If I had to imagine the results of a quick exit poll, I really don’t know how I’d expect responses to Martin Scorsese‘s latest movie, Hugo, to fall. The director’s first ‘family’ film is an adaptation of Brian Selznick’s book The Invention of Hugo Cabret and, on the surface at least, tells the story of a young boy’s attempt to live in the roof of a train station in ’30s Paris. The boy, Hugo (Asa Butterfield) is trying to repair a curious automaton that is the last relic of his father, and in so doing discovers tales of the earliest days of cinema.
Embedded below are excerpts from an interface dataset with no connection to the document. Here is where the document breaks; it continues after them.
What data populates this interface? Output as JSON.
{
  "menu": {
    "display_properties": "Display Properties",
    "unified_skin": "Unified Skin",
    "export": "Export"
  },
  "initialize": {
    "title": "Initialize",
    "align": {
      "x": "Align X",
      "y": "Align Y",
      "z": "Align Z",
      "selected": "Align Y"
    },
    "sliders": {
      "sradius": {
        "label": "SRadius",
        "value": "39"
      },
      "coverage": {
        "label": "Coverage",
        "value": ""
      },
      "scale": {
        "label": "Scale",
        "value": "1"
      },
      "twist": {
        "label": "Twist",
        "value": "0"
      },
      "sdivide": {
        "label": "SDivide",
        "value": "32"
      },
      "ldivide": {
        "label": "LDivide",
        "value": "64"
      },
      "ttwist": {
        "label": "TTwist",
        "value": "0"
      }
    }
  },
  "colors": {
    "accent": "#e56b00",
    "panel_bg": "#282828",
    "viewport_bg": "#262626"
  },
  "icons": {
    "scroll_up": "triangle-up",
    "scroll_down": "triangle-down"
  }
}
Hugo has a very impressive use of 3D that makes perhaps the best argument yet for the format, and expresses such a love for early cinema that some scenes within may be the most irresistible stuff to parade in front of the eyes of film nerds this season. But it isn’t uniformly as magnificent as some of the best scenes, and it isn’t the sort of family film that audiences are expecting to see. So let us know: what did you think about Hugo? Read More »

It’s not a bad week to be 14-year-old Asa Butterfield. He’s the star of a brand new Martin Scorsese movie, Hugo, that hits screens in less than a week and he’s just landed one of the most coveted child roles in recent memory. He’ll play Ender Wiggin, the child prodigy, military leading star of Ender’s Game directed by Gavin Hood. Read more after the jump. Read More »